Has the television industry lost its competitive edge? It seems that networks are no longer putting competing shows up against each other for ratings but rather, are putting them on different nights to ensure viewership.

A prime example of this lack of competitive edge is Grey’s Anatomy, ER, and House. The NBC classic, ER, has held the Thursday night 10 spot for as long as I can remember. With the emergence of new, faster-paced hospital based shows like ABC’s Grey’s and FOX’s House, ER has gotten a renewed interest from viewers. One would expect that either ABC or FOX would put their hospital show on at the Thursday 10 spot.

Neither does. As a matter of fact, Grey’s holds the 9 spot on Thursdays. It is directly before ER. House is on Tuesday nights at 9. Instead of viewers having to choose, they get all three shows, as well as Grey’s and ER back to back.

Another example of this trend is in FOX’s the O.C and the CW’s One Tree Hill. These are the two dominant teen soaps of network TV; they hold the same market. The CW, formerly the WB, has had Wednesday night as its teen soap night since the days of Dawson’s Creek. OTH is on Wednesdays at 9, an hour later than the WB aired it. The O.C. is on Thursdays at 9 against Grey’s Anatomy, CBS’s CSI and CW’s Supernatural. OTH competes with Lost.

Thursday seems to be the big night for television viewers. Where the networks bring out their big guns, including all the shows listed above as well as Survivor at 8. Even the CW, a minor network in comparison to the other networks, has its strongest lineup on Thursday nights. WB favorites Smallville and Supernatural lead the CW ratings and keep it in the running against the strong lineups of other networks.

I guess the point is, even though it’s great to be able to see both my favorite shows about teens or about hospital love triangles, I wonder what I would watch if I really had to choose.

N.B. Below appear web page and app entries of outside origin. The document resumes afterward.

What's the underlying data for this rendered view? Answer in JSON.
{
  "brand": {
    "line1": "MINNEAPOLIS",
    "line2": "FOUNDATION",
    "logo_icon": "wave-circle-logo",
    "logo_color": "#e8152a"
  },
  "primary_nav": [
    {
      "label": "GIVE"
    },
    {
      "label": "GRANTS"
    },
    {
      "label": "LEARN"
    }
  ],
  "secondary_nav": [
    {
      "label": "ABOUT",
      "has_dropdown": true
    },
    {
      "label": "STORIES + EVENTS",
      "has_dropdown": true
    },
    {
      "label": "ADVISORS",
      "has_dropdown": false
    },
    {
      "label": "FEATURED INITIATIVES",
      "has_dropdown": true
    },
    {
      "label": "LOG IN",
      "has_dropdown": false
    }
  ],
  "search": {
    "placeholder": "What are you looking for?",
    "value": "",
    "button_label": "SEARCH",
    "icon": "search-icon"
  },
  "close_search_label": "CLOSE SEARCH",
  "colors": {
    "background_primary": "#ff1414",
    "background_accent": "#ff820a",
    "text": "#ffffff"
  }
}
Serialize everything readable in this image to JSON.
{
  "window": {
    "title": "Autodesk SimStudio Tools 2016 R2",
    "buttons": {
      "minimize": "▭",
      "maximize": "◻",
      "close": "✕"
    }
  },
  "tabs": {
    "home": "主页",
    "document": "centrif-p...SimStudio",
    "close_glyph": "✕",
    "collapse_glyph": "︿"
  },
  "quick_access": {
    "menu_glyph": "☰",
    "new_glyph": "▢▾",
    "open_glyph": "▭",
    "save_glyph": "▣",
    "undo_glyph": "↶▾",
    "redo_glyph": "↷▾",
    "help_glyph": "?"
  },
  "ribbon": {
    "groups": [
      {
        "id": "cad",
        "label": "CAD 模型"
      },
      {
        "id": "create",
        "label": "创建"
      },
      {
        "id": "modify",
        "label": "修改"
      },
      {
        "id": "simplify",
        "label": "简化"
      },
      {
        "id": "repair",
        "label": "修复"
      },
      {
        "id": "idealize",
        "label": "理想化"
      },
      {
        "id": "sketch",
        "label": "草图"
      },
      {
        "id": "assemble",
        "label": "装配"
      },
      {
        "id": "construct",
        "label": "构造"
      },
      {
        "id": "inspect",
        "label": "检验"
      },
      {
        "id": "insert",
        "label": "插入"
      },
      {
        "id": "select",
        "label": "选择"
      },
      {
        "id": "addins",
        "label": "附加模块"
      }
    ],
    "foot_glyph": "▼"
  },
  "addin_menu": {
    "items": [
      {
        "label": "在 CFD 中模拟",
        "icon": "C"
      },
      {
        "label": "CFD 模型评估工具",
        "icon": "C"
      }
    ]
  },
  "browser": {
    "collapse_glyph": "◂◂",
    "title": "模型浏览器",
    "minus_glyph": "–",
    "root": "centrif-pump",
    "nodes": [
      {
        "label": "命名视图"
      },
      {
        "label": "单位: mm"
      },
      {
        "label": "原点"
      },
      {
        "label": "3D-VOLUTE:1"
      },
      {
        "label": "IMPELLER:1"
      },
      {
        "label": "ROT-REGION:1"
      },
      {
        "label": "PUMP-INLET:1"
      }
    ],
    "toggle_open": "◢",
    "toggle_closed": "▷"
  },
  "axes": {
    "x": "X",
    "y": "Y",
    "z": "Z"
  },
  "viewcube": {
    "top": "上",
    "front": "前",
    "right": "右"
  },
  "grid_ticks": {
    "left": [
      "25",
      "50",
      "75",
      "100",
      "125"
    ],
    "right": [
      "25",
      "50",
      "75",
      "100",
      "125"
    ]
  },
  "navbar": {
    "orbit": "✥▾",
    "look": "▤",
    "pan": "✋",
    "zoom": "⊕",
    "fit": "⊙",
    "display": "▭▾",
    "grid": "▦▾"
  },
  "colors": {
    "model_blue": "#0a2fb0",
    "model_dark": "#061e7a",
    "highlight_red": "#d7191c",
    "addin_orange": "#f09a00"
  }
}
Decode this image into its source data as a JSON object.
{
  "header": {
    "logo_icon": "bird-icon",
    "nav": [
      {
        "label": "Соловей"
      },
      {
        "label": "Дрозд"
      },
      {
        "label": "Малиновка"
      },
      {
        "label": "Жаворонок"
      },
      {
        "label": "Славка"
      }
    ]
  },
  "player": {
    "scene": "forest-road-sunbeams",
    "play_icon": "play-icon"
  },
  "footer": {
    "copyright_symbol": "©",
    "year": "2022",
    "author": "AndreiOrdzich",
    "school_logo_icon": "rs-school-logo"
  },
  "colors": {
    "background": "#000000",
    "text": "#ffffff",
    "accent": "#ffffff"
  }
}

I know One Tree Hill is a major winner and I think Grey’s Anatomy would win over ER. Right now however, I don’t have to choose and maybe that’s the problem; without the competition over shows, it doesn’t matter what you watch because you can always catch a similar triangle the next night on another similar show. I think network TV needs to beef up and show us what it’s made of. It needs to give us something to fight over and to actually have to choose our network and create our loyalties because then it will truly understand its viewers.